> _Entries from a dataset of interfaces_
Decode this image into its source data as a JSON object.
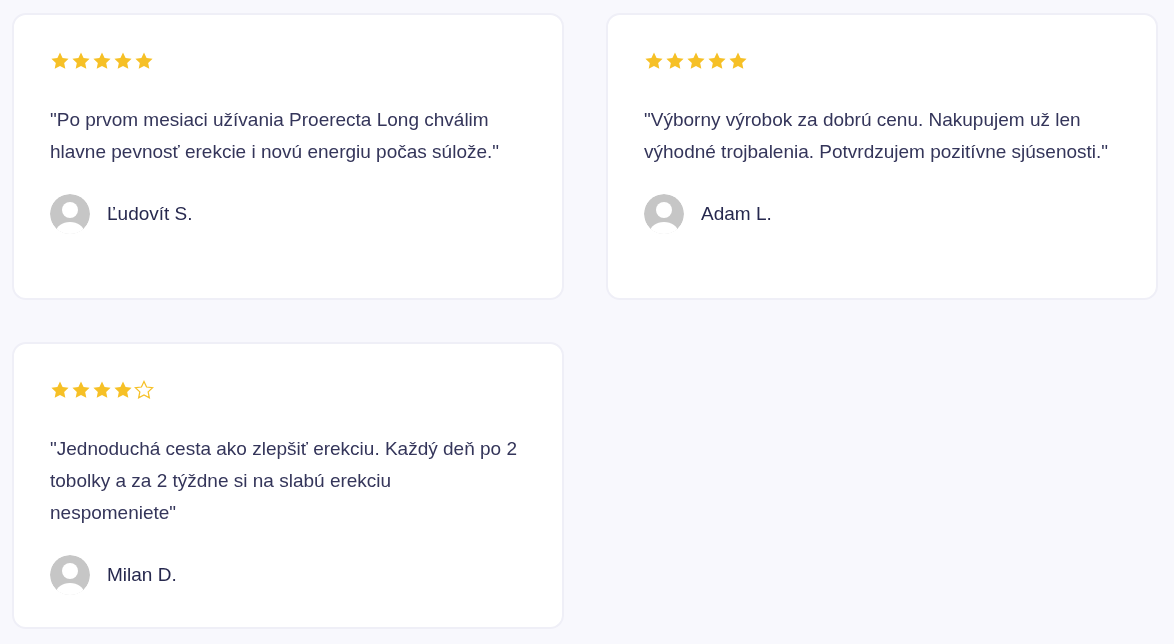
{
  "reviews": [
    {
      "stars": 5,
      "quote": "\"Po prvom mesiaci užívania Proerecta Long chválim hlavne pevnosť erekcie i novú energiu počas súlože.\"",
      "author": "Ľudovít S."
    },
    {
      "stars": 5,
      "quote": "\"Výborny výrobok za dobrú cenu. Nakupujem už len výhodné trojbalenia. Potvrdzujem pozitívne sjúsenosti.\"",
      "author": "Adam L."
    },
    {
      "stars": 4,
      "quote": "\"Jednoduchá cesta ako zlepšiť erekciu. Každý deň po 2 tobolky a za 2 týždne si na slabú erekciu nespomeniete\"",
      "author": "Milan D."
    }
  ]
}
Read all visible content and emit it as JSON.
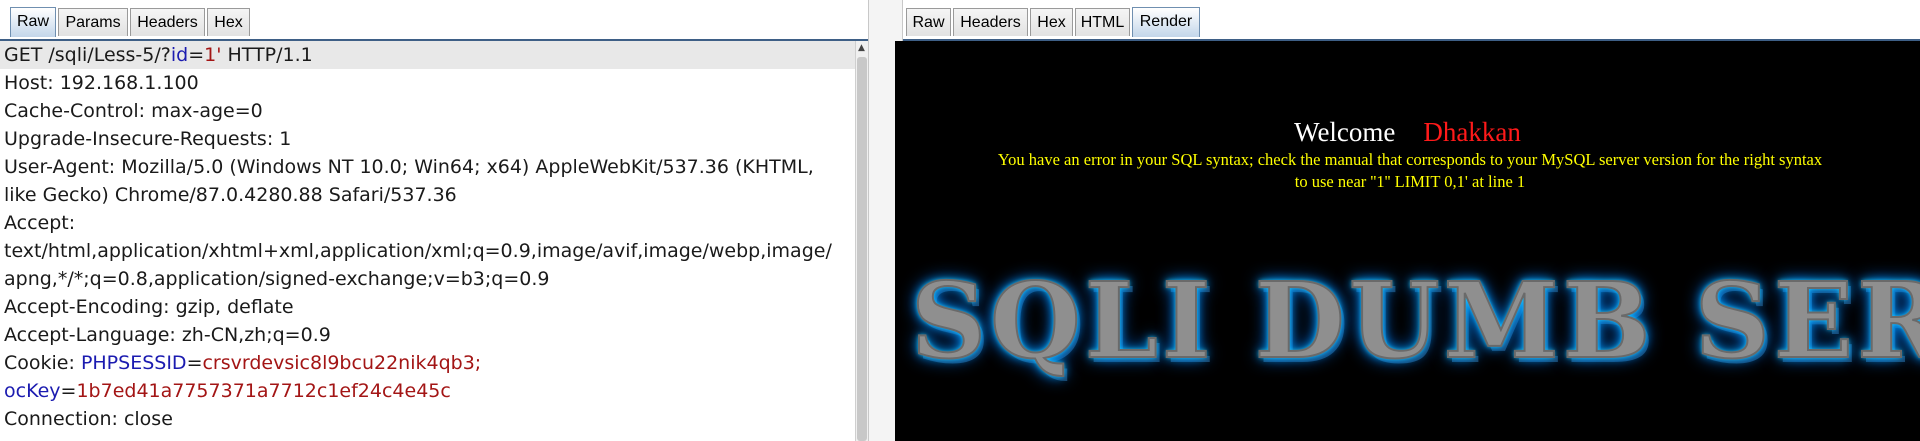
{
  "request_tabs": [
    "Raw",
    "Params",
    "Headers",
    "Hex"
  ],
  "request_active_tab": "Raw",
  "response_tabs": [
    "Raw",
    "Headers",
    "Hex",
    "HTML",
    "Render"
  ],
  "response_active_tab": "Render",
  "request": {
    "request_line": {
      "prefix": "GET /sqli/Less-5/?",
      "param_name": "id",
      "eq": "=",
      "param_value": "1'",
      "suffix": " HTTP/1.1"
    },
    "host": "Host: 192.168.1.100",
    "cache_control": "Cache-Control: max-age=0",
    "upgrade": "Upgrade-Insecure-Requests: 1",
    "user_agent_1": "User-Agent: Mozilla/5.0 (Windows NT 10.0; Win64; x64) AppleWebKit/537.36 (KHTML,",
    "user_agent_2": "like Gecko) Chrome/87.0.4280.88 Safari/537.36",
    "accept": "Accept:",
    "accept_value_1": "text/html,application/xhtml+xml,application/xml;q=0.9,image/avif,image/webp,image/",
    "accept_value_2": "apng,*/*;q=0.8,application/signed-exchange;v=b3;q=0.9",
    "accept_encoding": "Accept-Encoding: gzip, deflate",
    "accept_language": "Accept-Language: zh-CN,zh;q=0.9",
    "cookie_label": "Cookie: ",
    "cookie_1_name": "PHPSESSID",
    "cookie_1_value": "crsvrdevsic8l9bcu22nik4qb3;",
    "cookie_2_name": "ocKey",
    "cookie_2_value": "1b7ed41a7757371a7712c1ef24c4e45c",
    "connection": "Connection: close"
  },
  "render": {
    "welcome": "Welcome",
    "user": "Dhakkan",
    "error_line_1": "You have an error in your SQL syntax; check the manual that corresponds to your MySQL server version for the right syntax",
    "error_line_2": "to use near ''1'' LIMIT 0,1' at line 1",
    "banner": "SQLI DUMB SERIES"
  },
  "colors": {
    "param_name": "#1b1bb0",
    "param_value": "#a31515",
    "render_bg": "#000000",
    "error_text": "#ffff00",
    "user_name": "#ff1a1a",
    "banner_glow": "#00aaff"
  }
}
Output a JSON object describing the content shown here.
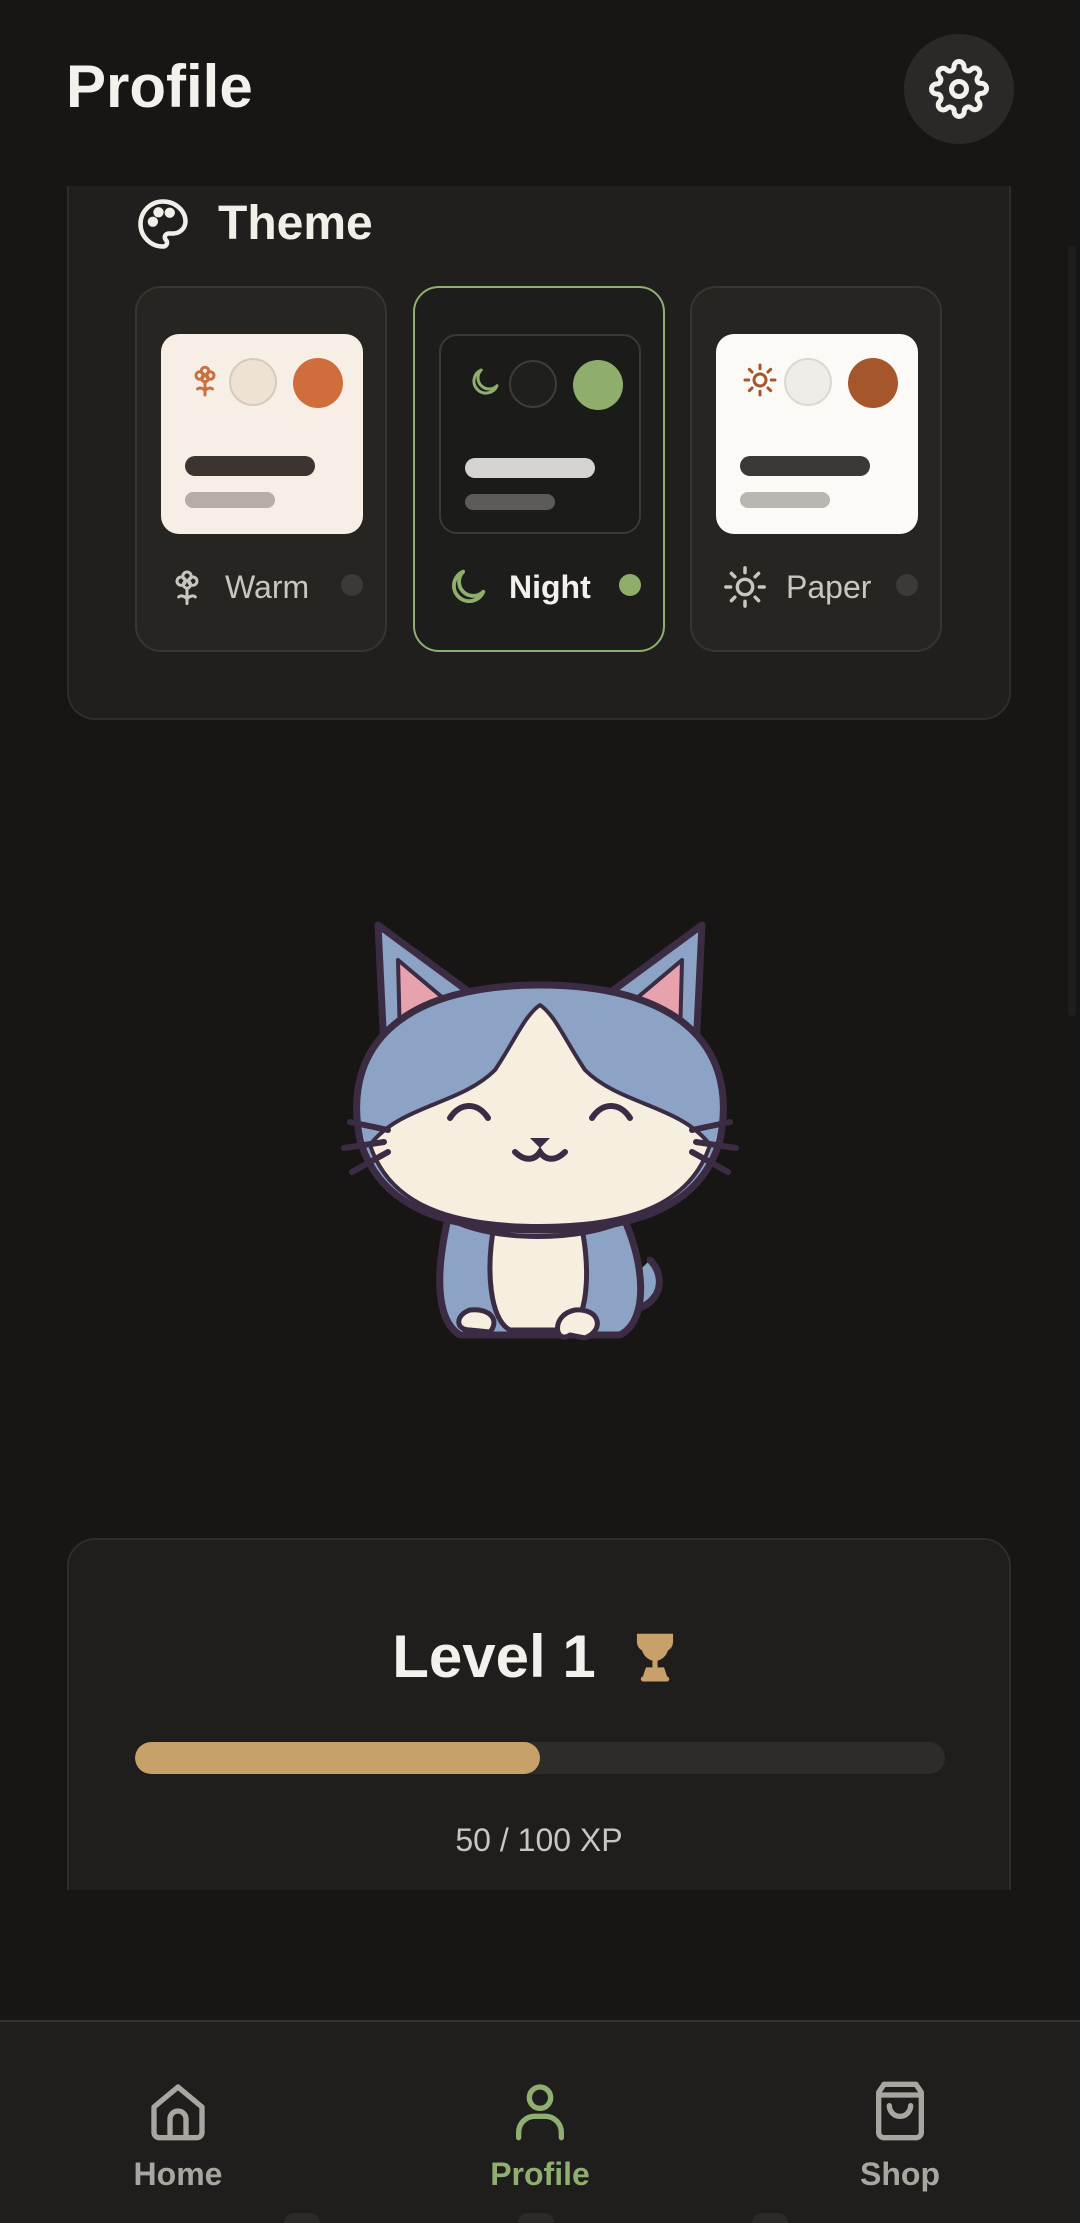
{
  "header": {
    "title": "Profile",
    "settings_icon": "gear-icon"
  },
  "theme": {
    "title": "Theme",
    "title_icon": "palette-icon",
    "options": [
      {
        "label": "Warm",
        "icon": "flower-icon",
        "selected": false,
        "colors": {
          "preview_bg": "#f7efe5",
          "dot_light": "#eee3d3",
          "dot_accent": "#cf6d3c",
          "bar_dark": "#3a3531",
          "bar_light": "#b6aea4",
          "icon": "#c8703f"
        }
      },
      {
        "label": "Night",
        "icon": "moon-icon",
        "selected": true,
        "colors": {
          "preview_bg": "#1b1b19",
          "dot_light": "#1f1f1d",
          "dot_accent": "#8fae6c",
          "bar_dark": "#d6d4d0",
          "bar_light": "#5c5b57",
          "icon": "#8fae6c"
        }
      },
      {
        "label": "Paper",
        "icon": "sun-icon",
        "selected": false,
        "colors": {
          "preview_bg": "#fbfaf7",
          "dot_light": "#efede8",
          "dot_accent": "#a5562a",
          "bar_dark": "#3b3936",
          "bar_light": "#bab7b2",
          "icon": "#a5562a"
        }
      }
    ]
  },
  "mascot": {
    "name": "cat-mascot"
  },
  "level": {
    "title": "Level 1",
    "icon": "trophy-icon",
    "xp_current": 50,
    "xp_max": 100,
    "xp_text": "50 / 100 XP",
    "xp_fraction": 0.5
  },
  "nav": {
    "items": [
      {
        "label": "Home",
        "icon": "home-icon",
        "active": false
      },
      {
        "label": "Profile",
        "icon": "user-icon",
        "active": true
      },
      {
        "label": "Shop",
        "icon": "shopping-bag-icon",
        "active": false
      }
    ]
  },
  "colors": {
    "accent_green": "#8fae72",
    "xp_gold": "#c8a06a",
    "background": "#171615",
    "card": "#201f1d"
  }
}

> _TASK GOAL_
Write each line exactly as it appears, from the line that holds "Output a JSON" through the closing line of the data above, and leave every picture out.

> _RESULT OF THE EXERCISE_
Output a JSON object describing the content shown here.
{
  "header": {
    "title": "Profile",
    "settings_icon": "gear-icon"
  },
  "theme": {
    "title": "Theme",
    "title_icon": "palette-icon",
    "options": [
      {
        "label": "Warm",
        "icon": "flower-icon",
        "selected": false,
        "colors": {
          "preview_bg": "#f7efe5",
          "dot_light": "#eee3d3",
          "dot_accent": "#cf6d3c",
          "bar_dark": "#3a3531",
          "bar_light": "#b6aea4",
          "icon": "#c8703f"
        }
      },
      {
        "label": "Night",
        "icon": "moon-icon",
        "selected": true,
        "colors": {
          "preview_bg": "#1b1b19",
          "dot_light": "#1f1f1d",
          "dot_accent": "#8fae6c",
          "bar_dark": "#d6d4d0",
          "bar_light": "#5c5b57",
          "icon": "#8fae6c"
        }
      },
      {
        "label": "Paper",
        "icon": "sun-icon",
        "selected": false,
        "colors": {
          "preview_bg": "#fbfaf7",
          "dot_light": "#efede8",
          "dot_accent": "#a5562a",
          "bar_dark": "#3b3936",
          "bar_light": "#bab7b2",
          "icon": "#a5562a"
        }
      }
    ]
  },
  "mascot": {
    "name": "cat-mascot"
  },
  "level": {
    "title": "Level 1",
    "icon": "trophy-icon",
    "xp_current": 50,
    "xp_max": 100,
    "xp_text": "50 / 100 XP",
    "xp_fraction": 0.5
  },
  "nav": {
    "items": [
      {
        "label": "Home",
        "icon": "home-icon",
        "active": false
      },
      {
        "label": "Profile",
        "icon": "user-icon",
        "active": true
      },
      {
        "label": "Shop",
        "icon": "shopping-bag-icon",
        "active": false
      }
    ]
  },
  "colors": {
    "accent_green": "#8fae72",
    "xp_gold": "#c8a06a",
    "background": "#171615",
    "card": "#201f1d"
  }
}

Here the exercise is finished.